Most businesses understand the need for an active social media presence, but with new platforms seemingly popping up every day and other “cutting edge” marketing tools on the rise, it’s a challenge just to stay current. However, don’t assume you need to be everywhere, now. The truth is it’s a better strategy to stick with the one or two platforms you’re confident in and master your approach before trying to juggle a few new ones. Why? It takes time to get a handle on not only your voice, but also your target audience and what it is they want to hear from you.

Each platform deserves its own time to prove value. Besides, in efforts to be everywhere, there’s a strong chance that you’ll do all the channels just okay, but none of them great. In other words, don’t make the mistake of trying to eat the whole elephant. Twitter boasts over 20 million active users, sending an estimated 500 million tweets per day; master that and you’ll make inroads faster than you think.

No. 2: Be Social Network Agnostic

It’s easy to get lost in the excitement of watching a social media presence grow—it’s fun stuff. But keep in mind that success on each individual platform, while important, is not the end goal. Gaining Facebook followers or reaching more of your audience with tweets is good, but it does not automatically translate into increased revenue or lower costs. Try to look at your active channels and platforms as vehicles to help you get where you’re going instead of the end-all strategy themselves. After all, a healthy skepticism isn’t a bad thing and it can help you keep a better focus on where you’re headed and why.

No. 3: Have a Plan that Supports Your Business Outline

I can’t stress enough the importance of having a solid, workable plan in place that supports business objectives while pursuing a social media strategy. Surprisingly, the majority of social media strategists have no plan and no idea how to do what they’ve been asked to do. A concrete structure and strategy can help govern day-to-day activities, maximizing your investment, and more importantly, your time.

As most of us know by now, social involves more than engaging users with personalized content across their devices. It’s about building relationships with customers and the people you want to reach. For the young social media marketer, this is an exciting time with the chance to create real business impact—despite unknowns.

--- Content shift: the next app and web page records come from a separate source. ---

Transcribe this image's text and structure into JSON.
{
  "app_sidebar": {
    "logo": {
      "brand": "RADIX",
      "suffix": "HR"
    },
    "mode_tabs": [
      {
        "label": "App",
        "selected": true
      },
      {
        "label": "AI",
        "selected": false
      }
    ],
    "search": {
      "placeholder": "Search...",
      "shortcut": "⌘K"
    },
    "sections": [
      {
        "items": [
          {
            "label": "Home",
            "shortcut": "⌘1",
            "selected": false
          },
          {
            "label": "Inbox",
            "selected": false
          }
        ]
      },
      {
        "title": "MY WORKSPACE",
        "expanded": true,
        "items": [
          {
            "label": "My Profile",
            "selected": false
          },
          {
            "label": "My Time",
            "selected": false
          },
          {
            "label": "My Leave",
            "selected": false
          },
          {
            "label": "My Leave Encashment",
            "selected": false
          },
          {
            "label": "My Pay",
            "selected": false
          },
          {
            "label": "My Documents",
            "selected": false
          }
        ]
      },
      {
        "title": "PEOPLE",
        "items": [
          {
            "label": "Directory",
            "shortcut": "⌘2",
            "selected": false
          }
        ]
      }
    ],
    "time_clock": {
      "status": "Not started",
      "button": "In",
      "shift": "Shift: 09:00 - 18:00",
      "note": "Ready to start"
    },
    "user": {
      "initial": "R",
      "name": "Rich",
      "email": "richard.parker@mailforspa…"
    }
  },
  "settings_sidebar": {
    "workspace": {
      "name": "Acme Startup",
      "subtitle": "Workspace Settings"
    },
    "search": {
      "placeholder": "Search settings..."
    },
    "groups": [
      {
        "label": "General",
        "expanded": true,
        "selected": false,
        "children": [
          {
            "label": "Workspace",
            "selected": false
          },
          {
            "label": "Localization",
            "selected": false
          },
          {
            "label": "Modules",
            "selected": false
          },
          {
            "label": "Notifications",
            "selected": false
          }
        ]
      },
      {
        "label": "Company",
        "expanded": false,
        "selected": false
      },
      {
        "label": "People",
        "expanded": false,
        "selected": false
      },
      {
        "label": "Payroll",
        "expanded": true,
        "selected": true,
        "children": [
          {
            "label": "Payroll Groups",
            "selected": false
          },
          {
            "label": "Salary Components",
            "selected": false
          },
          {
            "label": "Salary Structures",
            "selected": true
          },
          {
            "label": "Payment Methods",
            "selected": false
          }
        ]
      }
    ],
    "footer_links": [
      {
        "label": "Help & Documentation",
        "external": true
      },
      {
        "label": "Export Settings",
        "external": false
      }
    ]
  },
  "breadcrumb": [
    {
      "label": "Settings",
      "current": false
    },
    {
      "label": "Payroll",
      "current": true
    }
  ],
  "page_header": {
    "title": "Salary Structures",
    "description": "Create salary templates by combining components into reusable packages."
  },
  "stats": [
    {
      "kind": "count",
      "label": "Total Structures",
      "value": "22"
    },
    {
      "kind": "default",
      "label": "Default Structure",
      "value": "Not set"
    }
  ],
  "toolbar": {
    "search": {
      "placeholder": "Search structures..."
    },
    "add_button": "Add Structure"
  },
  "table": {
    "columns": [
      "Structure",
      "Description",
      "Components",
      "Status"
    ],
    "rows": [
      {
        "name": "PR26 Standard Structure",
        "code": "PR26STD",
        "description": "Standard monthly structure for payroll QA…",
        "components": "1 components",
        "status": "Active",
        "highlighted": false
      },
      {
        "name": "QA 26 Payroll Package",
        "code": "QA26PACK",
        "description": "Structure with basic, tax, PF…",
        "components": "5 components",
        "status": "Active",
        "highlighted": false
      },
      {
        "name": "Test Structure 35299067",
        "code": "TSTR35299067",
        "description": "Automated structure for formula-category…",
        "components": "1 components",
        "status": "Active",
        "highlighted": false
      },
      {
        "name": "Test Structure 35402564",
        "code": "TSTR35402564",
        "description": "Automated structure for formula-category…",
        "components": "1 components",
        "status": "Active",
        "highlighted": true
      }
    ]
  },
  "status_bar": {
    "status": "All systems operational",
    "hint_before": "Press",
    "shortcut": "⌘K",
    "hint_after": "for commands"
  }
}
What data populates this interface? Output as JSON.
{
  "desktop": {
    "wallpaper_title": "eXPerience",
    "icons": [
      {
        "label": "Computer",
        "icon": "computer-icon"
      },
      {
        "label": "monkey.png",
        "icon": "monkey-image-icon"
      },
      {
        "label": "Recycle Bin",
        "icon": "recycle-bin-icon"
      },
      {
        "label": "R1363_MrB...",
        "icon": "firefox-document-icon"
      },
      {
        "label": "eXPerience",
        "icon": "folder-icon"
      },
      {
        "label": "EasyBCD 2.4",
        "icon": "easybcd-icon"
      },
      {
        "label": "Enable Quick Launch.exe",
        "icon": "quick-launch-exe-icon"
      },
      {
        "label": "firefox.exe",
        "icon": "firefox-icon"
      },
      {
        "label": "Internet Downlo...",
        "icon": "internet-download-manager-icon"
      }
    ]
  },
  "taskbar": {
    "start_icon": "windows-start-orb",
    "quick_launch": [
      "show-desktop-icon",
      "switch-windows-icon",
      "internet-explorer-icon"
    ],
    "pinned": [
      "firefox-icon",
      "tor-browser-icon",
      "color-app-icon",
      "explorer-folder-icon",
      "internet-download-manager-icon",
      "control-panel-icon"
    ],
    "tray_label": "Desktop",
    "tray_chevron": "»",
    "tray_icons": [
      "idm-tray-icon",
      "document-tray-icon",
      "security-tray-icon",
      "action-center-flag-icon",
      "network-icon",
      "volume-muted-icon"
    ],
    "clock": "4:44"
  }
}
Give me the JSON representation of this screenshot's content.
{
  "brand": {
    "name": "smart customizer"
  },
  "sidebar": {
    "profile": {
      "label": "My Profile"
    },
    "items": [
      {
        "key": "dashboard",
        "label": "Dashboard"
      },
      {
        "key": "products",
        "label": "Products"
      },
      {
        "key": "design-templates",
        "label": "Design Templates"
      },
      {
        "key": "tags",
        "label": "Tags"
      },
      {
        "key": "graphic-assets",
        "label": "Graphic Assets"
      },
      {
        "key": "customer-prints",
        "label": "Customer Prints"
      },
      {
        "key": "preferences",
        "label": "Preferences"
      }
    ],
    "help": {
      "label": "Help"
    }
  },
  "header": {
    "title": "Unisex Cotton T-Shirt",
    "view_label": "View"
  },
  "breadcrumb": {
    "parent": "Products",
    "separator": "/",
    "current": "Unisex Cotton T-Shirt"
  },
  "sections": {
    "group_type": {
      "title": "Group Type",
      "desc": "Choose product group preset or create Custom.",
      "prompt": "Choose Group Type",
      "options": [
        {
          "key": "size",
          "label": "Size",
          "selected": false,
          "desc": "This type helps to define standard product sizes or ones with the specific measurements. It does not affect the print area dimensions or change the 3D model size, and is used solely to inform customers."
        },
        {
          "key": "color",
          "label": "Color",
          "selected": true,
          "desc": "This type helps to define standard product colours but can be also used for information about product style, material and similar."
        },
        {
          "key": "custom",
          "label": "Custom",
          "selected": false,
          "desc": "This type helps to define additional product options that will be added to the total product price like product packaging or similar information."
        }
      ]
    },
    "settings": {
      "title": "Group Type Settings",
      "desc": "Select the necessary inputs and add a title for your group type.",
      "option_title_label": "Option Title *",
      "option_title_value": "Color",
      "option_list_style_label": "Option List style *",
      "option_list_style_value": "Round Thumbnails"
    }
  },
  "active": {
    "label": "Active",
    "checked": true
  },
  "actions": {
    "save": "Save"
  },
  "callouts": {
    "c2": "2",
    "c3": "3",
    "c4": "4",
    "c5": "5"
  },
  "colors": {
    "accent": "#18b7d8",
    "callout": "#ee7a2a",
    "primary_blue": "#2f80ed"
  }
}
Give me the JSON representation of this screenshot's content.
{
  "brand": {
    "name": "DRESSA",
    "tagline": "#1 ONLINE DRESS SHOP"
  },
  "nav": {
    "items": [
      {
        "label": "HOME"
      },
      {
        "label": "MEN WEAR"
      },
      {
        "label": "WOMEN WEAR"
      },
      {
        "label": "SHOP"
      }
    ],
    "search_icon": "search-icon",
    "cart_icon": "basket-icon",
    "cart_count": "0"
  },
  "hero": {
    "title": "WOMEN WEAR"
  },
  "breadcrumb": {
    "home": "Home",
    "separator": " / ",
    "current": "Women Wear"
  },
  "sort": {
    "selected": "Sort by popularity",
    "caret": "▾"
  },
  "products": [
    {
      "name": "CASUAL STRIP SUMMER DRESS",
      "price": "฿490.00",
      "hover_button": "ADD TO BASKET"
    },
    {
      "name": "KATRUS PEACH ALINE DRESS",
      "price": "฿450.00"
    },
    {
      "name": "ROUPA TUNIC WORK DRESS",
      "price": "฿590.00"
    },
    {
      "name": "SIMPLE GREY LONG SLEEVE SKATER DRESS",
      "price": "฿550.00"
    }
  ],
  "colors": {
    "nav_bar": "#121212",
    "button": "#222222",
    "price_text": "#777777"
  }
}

Cory, very good points and I think the last point is the most important. Planning is really important and before that setting a realistic goal is also required. Different website/companies depending on the niches use social media in different ways. So identifying the real audience, their pain points, needs and preferences are really crucial before starting a social media campaign. Catering the right content to right people at right time can be awesome. Planning is the most important. True and agreed. Additionally analytical skill is also required to gauge the effectiveness of a campaign depending on their goals and targets.


Sam Mudra